Editor’s Note: A version of this story originally appeared for The Observer on Nov. 20, 2014.
To put it simply, the 2014 season did not unfold the way linebacker Jarrett Grace planned for his senior year.
After sitting his freshman campaign and seeing mostly special teams action his sophomore season, the Cincinnati native began to come into his own last season, filling the void left by All-American Manti Te’o. Grace saw the field in every game to start the season, making his first start in the win over Michigan State on Sept. 21, 2013, and proceeding to start the following two games against Oklahoma and Arizona State as well. By the time the Arizona State game rolled around, Grace was tied for the team lead with 40 tackles.
“I was definitely feeling good, getting into a groove,” the 6-foot-2.5, 253-pounder said. “It builds your confidence when you have success, when you’re able to fly around.
“That was the big thing for me, if I was able to fly around, that was my game, and that means I was confident and relaxed out there. … Just get to play ball, use your instincts, that’s huge if you can do that.”
Then came a Sun Devil run around the right edge and an offensive lineman landing on Grace’s right leg.
“Surreal,” Grace said of the moment. “You go from being confident in your abilities, feeling good — school was going good, too, that was a huge part of it. Everything in life just seemed to be falling in all the right places.”
Grace’s tibia fractured in four places and he was carted off the field to a local hospital where he underwent surgery while the rest of the team flew back to South Bend.
“I was confined to a hospital room for a month,” Grace said. “I actually had to experience my 21st birthday in Texas, all alone, so that was pretty [unfortunate]. Then being this guy who’s limping to every class for almost a year.
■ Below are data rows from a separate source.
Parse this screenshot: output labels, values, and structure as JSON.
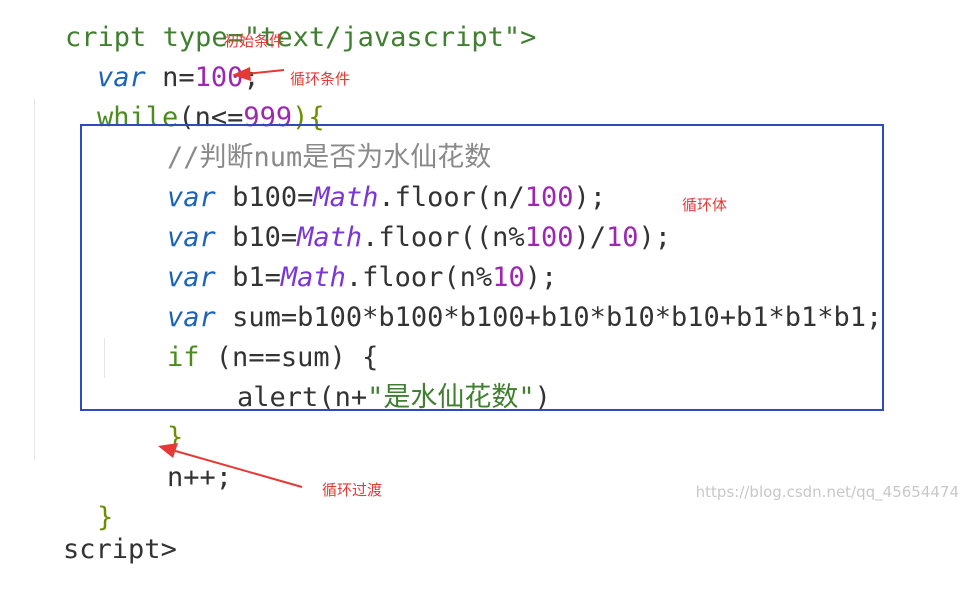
{
  "code": {
    "l0": "cript type=\"text/javascript\">",
    "l1": {
      "kw": "var",
      "id": " n=",
      "num": "100",
      "end": ";"
    },
    "l2": {
      "kw": "while",
      "open": "(",
      "id": "n<=",
      "num": "999",
      "close": "){"
    },
    "l3": "//判断num是否为水仙花数",
    "l4": {
      "kw": "var",
      "pre": " b100=",
      "obj": "Math",
      "mid": ".floor(n/",
      "num": "100",
      "end": ");"
    },
    "l5": {
      "kw": "var",
      "pre": " b10=",
      "obj": "Math",
      "mid": ".floor((n%",
      "num": "100",
      "mid2": ")/",
      "num2": "10",
      "end": ");"
    },
    "l6": {
      "kw": "var",
      "pre": " b1=",
      "obj": "Math",
      "mid": ".floor(n%",
      "num": "10",
      "end": ");"
    },
    "l7": {
      "kw": "var",
      "rest": " sum=b100*b100*b100+b10*b10*b10+b1*b1*b1;"
    },
    "l8": {
      "kw": "if",
      "rest": " (n==sum) {"
    },
    "l9": {
      "fn": "alert",
      "open": "(n+",
      "str": "\"是水仙花数\"",
      "close": ")"
    },
    "l10": "}",
    "l11": "n++;",
    "l12": "}",
    "l13": "script>"
  },
  "annotations": {
    "init": "初始条件",
    "cond": "循环条件",
    "body": "循环体",
    "step": "循环过渡"
  },
  "watermark": "https://blog.csdn.net/qq_45654474",
  "colors": {
    "annotation": "#e53935",
    "box": "#2d4bbf"
  }
}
Your confidence kind of goes down the drain, but you find those times, you find those people who bring you back up. You rely on your faith and things that lift you up, and know that there’s so much more to life than just being a good football player.”
Six years younger than his older brother, Grace said he was always trying to do what his brother did. That meant strapping on the football pads when he was four and playing peewee football for the Northside KFC Rebels and the Colerain Little Cards.
“I didn’t know anything,” Grace said with a laugh. “I was always the kid who did too many jumping jacks.”
Grace played for Colerain High School when he was first looked at by then-Cincinnati coach Brian Kelly. When Kelly moved to Notre Dame, Grace came with him.
“Leaving Cincinnati was hard just because, being from a big, German-Catholic family, family is really important to you. You want to be there,” Grace said. “Cincinnati was having a lot of success … setting records at the school, and I was like, ‘Wow. I could be a part of that.’
“But Notre Dame is just different. People are going to say that you. Everyone knows that. … It’s a decision that goes beyond just the fun you have playing football — which is great, but I was thinking more about the relationships that I could build that would really just transform my life over the long-term.
“And the challenges that Notre Dame presents as well. Academics, stretch my mind, stretch my thinking and then the faith aspect to that as well. … The diversity of thought. Meeting people from different countries, different coasts. People who had different life experiences than I had, being able to talk with them. I really became a whole, rounded person.”
Grace needed that spirit during rehab. The expectation at the time of his injury was that he would probably miss the rest of the season but be ready to return at the start of this year.
Instead the severity of the injury, and subsequent surgeries and procedures, have kept him off the field all year.
That would usually dampen a player’s attitude — usually.
Yet Grace is still always one of the first at practice and last to leave, and he said he tries to bring a positive atmosphere wherever he goes as he focuses on leading the growth of the young Irish linebacker core.
“I definitely had a totally new role this year,” Grace said. “I was able to ‘see’ a lot more out there, and [senior linebacker] Joe [Schmidt] just really stepped into the spotlight this year. Honestly, anyone who knows Joe wasn’t surprised by that because he’s always been diligent, prepared. He’s really intelligent.
“At the same time, with [sophomore linebacker] Jaylon [Smith], all these guys, I just try to take what coach says during the meetings or what our install is and be able to really watch that because it’s harder for them out there. They’re actually doing the work, running around, so I can just try and remember those fine details and pull them over to the side and say this, or after practice try to share what I saw with them — really in any way I can just to help out.”
While it might have been a setback for this season, Grace said his leg is on a the road to a full recovery.
“It’s doing fantastic,” Grace said. “I had some X-rays this past week. The bones look great, so that’s one part of the puzzle. Just working on the muscular and the nerves part of it, just get those on board and cooperating. So it looks optimistic.”
With at least one more year of eligibility remaining, Grace said he will be playing football again in the future.
“Obviously, the coaching staff decides who they’re going to bring back, but I’m definitely going to play some more football in my future,” he said. “And I’m going to play some good football. That’s my mindset.”